──────── INPUT MATERIAL ────────

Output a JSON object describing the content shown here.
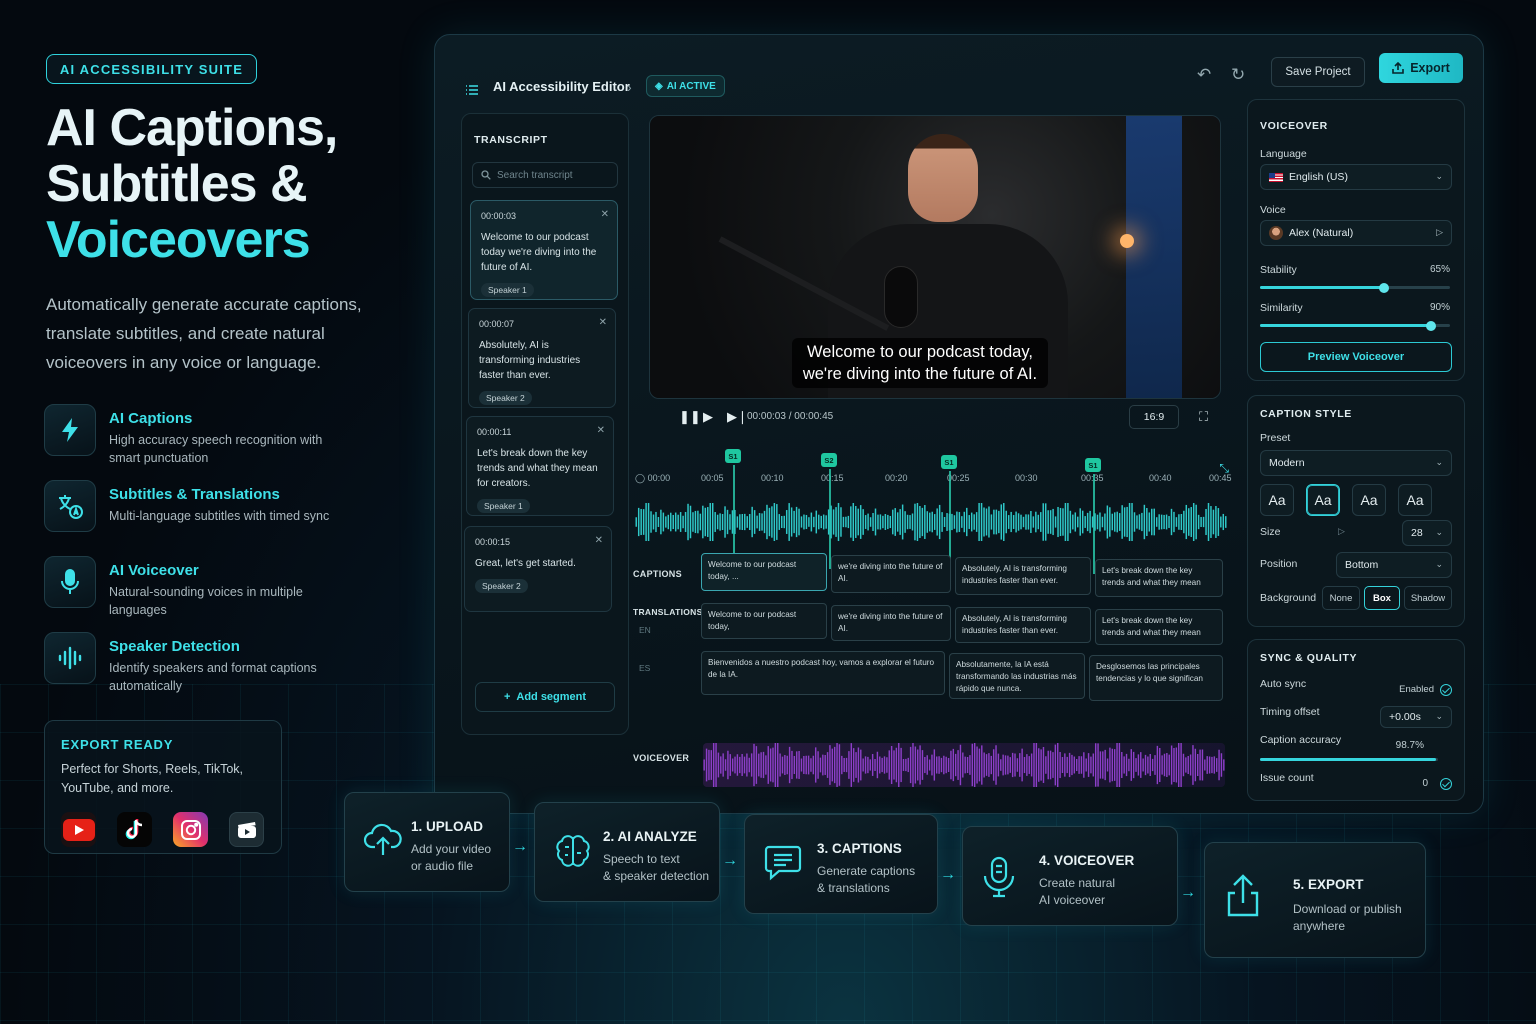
{
  "badge": "AI ACCESSIBILITY SUITE",
  "hero": {
    "line1": "AI Captions,",
    "line2": "Subtitles &",
    "line3": "Voiceovers"
  },
  "lead": "Automatically generate accurate captions, translate subtitles, and create natural voiceovers in any voice or language.",
  "features": [
    {
      "title": "AI Captions",
      "desc": "High accuracy speech recognition with smart punctuation",
      "icon": "lightning-icon"
    },
    {
      "title": "Subtitles & Translations",
      "desc": "Multi-language subtitles with timed sync",
      "icon": "translate-icon"
    },
    {
      "title": "AI Voiceover",
      "desc": "Natural-sounding voices in multiple languages",
      "icon": "microphone-icon"
    },
    {
      "title": "Speaker Detection",
      "desc": "Identify speakers and format captions automatically",
      "icon": "waveform-icon"
    }
  ],
  "export_ready": {
    "title": "EXPORT READY",
    "text": "Perfect for Shorts, Reels, TikTok, YouTube, and more."
  },
  "editor": {
    "title": "AI Accessibility Editor",
    "status": "AI ACTIVE",
    "save_label": "Save Project",
    "export_label": "Export"
  },
  "transcript": {
    "heading": "TRANSCRIPT",
    "search_placeholder": "Search transcript",
    "segments": [
      {
        "time": "00:00:03",
        "text": "Welcome to our podcast today we're diving into the future of AI.",
        "speaker": "Speaker 1"
      },
      {
        "time": "00:00:07",
        "text": "Absolutely, AI is transforming industries faster than ever.",
        "speaker": "Speaker 2"
      },
      {
        "time": "00:00:11",
        "text": "Let's break down the key trends and what they mean for creators.",
        "speaker": "Speaker 1"
      },
      {
        "time": "00:00:15",
        "text": "Great, let's get started.",
        "speaker": "Speaker 2"
      }
    ],
    "add_label": "Add segment"
  },
  "video": {
    "caption_line1": "Welcome to our podcast today,",
    "caption_line2": "we're diving into the future of AI.",
    "time": "00:00:03 / 00:00:45",
    "aspect": "16:9"
  },
  "timeline": {
    "ticks": [
      "00:00",
      "00:05",
      "00:10",
      "00:15",
      "00:20",
      "00:25",
      "00:30",
      "00:35",
      "00:40",
      "00:45"
    ],
    "markers": [
      "S1",
      "S2",
      "S1",
      "S1"
    ],
    "captions_label": "CAPTIONS",
    "translations_label": "TRANSLATIONS",
    "lang_en": "EN",
    "lang_es": "ES",
    "voiceover_label": "VOICEOVER",
    "captions": [
      "Welcome to our podcast today, ...",
      "we're diving into the future of AI.",
      "Absolutely, AI is transforming industries faster than ever.",
      "Let's break down the key trends and what they mean"
    ],
    "en": [
      "Welcome to our podcast today,",
      "we're diving into the future of AI.",
      "Absolutely, AI is transforming industries faster than ever.",
      "Let's break down the key trends and what they mean"
    ],
    "es": [
      "Bienvenidos a nuestro podcast hoy, vamos a explorar el futuro de la IA.",
      "Absolutamente, la IA está transformando las industrias más rápido que nunca.",
      "Desglosemos las principales tendencias y lo que significan"
    ]
  },
  "voiceover": {
    "heading": "VOICEOVER",
    "language_label": "Language",
    "language": "English (US)",
    "voice_label": "Voice",
    "voice": "Alex (Natural)",
    "stability_label": "Stability",
    "stability_text": "65%",
    "stability": 0.65,
    "similarity_label": "Similarity",
    "similarity_text": "90%",
    "similarity": 0.9,
    "preview_label": "Preview Voiceover"
  },
  "caption_style": {
    "heading": "CAPTION STYLE",
    "preset_label": "Preset",
    "preset": "Modern",
    "font_sample": "Aa",
    "size_label": "Size",
    "size": "28",
    "position_label": "Position",
    "position": "Bottom",
    "background_label": "Background",
    "bg_options": [
      "None",
      "Box",
      "Shadow"
    ]
  },
  "sync": {
    "heading": "SYNC & QUALITY",
    "auto_sync_label": "Auto sync",
    "auto_sync": "Enabled",
    "timing_label": "Timing offset",
    "timing": "+0.00s",
    "accuracy_label": "Caption accuracy",
    "accuracy_text": "98.7%",
    "accuracy": 0.987,
    "issue_label": "Issue count",
    "issue": "0"
  },
  "steps": [
    {
      "title": "1. UPLOAD",
      "line1": "Add your video",
      "line2": "or audio file",
      "icon": "cloud-upload-icon"
    },
    {
      "title": "2. AI ANALYZE",
      "line1": "Speech to text",
      "line2": "& speaker detection",
      "icon": "brain-icon"
    },
    {
      "title": "3. CAPTIONS",
      "line1": "Generate captions",
      "line2": "& translations",
      "icon": "caption-bubble-icon"
    },
    {
      "title": "4. VOICEOVER",
      "line1": "Create natural",
      "line2": "AI voiceover",
      "icon": "microphone-icon"
    },
    {
      "title": "5. EXPORT",
      "line1": "Download or publish",
      "line2": "anywhere",
      "icon": "share-upload-icon"
    }
  ]
}
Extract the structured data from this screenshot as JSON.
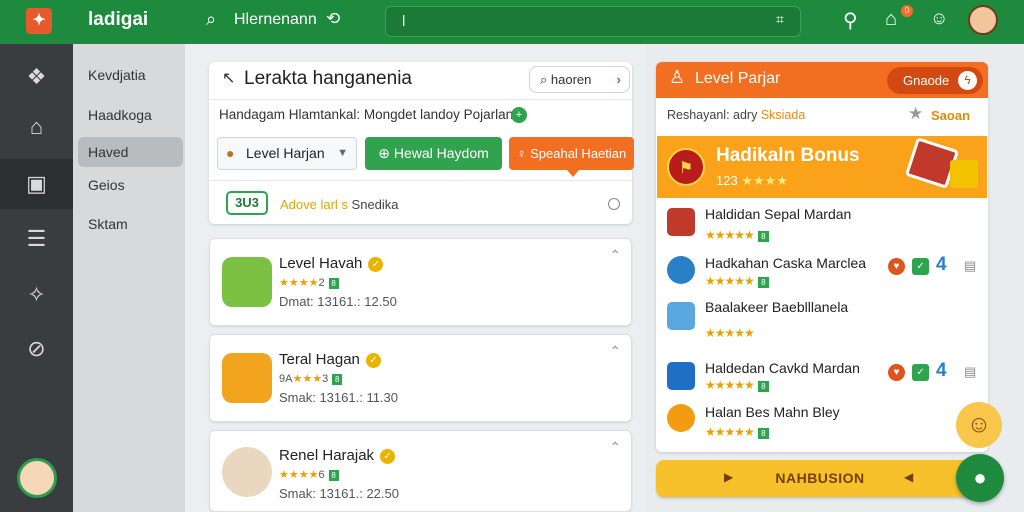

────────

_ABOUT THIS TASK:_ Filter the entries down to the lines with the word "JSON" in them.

_RESPONSE TO THE EXERCISE:_
Output a JSON object describing the content shown here.
Extract the structured data from this screenshot as JSON.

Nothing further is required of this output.